(EXERCISE) Your output is the line containing "Extract the structured" plus all lines after it to the end of the records, reproduced exactly, with nothing else.

--*--

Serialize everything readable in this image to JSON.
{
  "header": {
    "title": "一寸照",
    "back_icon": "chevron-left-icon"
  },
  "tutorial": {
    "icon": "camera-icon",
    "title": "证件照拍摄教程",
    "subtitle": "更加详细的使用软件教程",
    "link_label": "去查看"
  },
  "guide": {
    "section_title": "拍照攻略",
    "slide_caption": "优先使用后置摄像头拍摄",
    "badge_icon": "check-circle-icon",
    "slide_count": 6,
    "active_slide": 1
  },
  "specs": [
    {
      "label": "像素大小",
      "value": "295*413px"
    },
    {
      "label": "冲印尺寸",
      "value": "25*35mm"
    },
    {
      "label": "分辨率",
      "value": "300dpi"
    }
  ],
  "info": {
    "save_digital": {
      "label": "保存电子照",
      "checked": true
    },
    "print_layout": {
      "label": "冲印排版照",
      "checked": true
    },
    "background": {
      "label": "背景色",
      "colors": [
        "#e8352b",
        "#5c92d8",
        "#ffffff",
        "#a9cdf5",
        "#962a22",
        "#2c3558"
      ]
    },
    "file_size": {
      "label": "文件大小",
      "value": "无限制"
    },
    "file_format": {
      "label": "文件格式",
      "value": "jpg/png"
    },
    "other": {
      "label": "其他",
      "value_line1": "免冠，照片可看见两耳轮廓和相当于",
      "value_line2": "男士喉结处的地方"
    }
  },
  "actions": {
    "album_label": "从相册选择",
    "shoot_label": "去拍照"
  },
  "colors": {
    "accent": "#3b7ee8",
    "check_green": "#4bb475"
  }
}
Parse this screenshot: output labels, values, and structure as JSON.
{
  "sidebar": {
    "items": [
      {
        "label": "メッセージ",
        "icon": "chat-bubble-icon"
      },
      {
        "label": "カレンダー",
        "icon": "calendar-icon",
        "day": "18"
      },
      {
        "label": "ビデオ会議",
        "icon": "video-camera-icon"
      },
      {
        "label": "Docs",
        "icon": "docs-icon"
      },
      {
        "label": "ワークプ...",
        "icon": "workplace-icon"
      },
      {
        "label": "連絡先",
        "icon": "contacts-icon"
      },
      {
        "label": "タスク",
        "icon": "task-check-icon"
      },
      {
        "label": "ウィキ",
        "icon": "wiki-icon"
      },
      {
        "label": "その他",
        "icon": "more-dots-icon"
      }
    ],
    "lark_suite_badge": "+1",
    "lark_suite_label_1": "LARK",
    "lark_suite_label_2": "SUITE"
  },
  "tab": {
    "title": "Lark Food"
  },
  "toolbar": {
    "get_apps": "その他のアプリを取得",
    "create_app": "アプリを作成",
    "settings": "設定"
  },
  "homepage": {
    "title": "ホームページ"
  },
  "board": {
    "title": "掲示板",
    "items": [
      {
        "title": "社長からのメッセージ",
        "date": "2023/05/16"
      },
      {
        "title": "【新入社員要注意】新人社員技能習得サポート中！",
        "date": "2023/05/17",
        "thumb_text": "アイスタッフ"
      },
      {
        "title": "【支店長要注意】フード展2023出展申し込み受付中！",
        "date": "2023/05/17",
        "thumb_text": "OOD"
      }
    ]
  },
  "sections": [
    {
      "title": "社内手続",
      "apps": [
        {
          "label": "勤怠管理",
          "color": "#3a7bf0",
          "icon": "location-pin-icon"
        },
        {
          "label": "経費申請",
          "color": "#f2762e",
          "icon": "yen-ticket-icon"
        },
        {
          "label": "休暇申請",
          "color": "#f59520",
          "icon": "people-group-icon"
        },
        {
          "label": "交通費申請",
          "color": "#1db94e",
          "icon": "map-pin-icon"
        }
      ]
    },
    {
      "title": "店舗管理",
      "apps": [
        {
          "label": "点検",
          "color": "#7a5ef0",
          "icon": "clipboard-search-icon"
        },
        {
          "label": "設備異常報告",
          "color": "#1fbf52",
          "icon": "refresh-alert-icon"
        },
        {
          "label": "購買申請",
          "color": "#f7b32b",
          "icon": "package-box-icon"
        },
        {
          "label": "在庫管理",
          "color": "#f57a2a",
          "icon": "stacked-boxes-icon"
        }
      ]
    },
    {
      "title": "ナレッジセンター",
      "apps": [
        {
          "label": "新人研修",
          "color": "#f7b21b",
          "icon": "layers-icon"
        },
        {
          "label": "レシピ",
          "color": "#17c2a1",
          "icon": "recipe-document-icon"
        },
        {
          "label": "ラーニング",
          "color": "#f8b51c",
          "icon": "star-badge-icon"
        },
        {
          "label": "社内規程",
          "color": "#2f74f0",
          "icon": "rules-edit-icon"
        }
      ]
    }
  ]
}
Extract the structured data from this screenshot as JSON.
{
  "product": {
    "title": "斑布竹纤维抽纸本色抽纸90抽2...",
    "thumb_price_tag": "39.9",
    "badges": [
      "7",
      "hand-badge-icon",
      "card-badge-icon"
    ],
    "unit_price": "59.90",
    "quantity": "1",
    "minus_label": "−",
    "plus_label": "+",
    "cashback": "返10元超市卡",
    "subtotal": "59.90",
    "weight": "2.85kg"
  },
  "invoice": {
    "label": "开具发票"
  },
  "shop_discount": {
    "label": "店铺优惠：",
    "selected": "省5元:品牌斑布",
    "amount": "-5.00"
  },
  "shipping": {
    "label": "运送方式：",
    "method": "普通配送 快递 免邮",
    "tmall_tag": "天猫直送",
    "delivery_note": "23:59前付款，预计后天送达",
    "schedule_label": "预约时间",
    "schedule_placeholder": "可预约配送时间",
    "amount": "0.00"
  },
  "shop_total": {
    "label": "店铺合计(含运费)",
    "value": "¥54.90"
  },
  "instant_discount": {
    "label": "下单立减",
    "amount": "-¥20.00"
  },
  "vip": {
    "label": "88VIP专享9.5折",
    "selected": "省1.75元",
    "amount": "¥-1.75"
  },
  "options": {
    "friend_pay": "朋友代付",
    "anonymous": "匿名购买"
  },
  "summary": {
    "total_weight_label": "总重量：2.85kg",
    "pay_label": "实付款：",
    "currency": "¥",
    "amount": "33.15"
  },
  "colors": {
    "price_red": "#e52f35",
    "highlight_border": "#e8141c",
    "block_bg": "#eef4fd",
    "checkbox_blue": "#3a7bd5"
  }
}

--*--

(EXERCISE RESULT)
Extract the structured data from this screenshot as JSON.
{
  "product": {
    "title": "斑布竹纤维抽纸本色抽纸90抽2...",
    "thumb_price_tag": "39.9",
    "badges": [
      "7",
      "hand-badge-icon",
      "card-badge-icon"
    ],
    "unit_price": "59.90",
    "quantity": "1",
    "minus_label": "−",
    "plus_label": "+",
    "cashback": "返10元超市卡",
    "subtotal": "59.90",
    "weight": "2.85kg"
  },
  "invoice": {
    "label": "开具发票"
  },
  "shop_discount": {
    "label": "店铺优惠：",
    "selected": "省5元:品牌斑布",
    "amount": "-5.00"
  },
  "shipping": {
    "label": "运送方式：",
    "method": "普通配送 快递 免邮",
    "tmall_tag": "天猫直送",
    "delivery_note": "23:59前付款，预计后天送达",
    "schedule_label": "预约时间",
    "schedule_placeholder": "可预约配送时间",
    "amount": "0.00"
  },
  "shop_total": {
    "label": "店铺合计(含运费)",
    "value": "¥54.90"
  },
  "instant_discount": {
    "label": "下单立减",
    "amount": "-¥20.00"
  },
  "vip": {
    "label": "88VIP专享9.5折",
    "selected": "省1.75元",
    "amount": "¥-1.75"
  },
  "options": {
    "friend_pay": "朋友代付",
    "anonymous": "匿名购买"
  },
  "summary": {
    "total_weight_label": "总重量：2.85kg",
    "pay_label": "实付款：",
    "currency": "¥",
    "amount": "33.15"
  },
  "colors": {
    "price_red": "#e52f35",
    "highlight_border": "#e8141c",
    "block_bg": "#eef4fd",
    "checkbox_blue": "#3a7bd5"
  }
}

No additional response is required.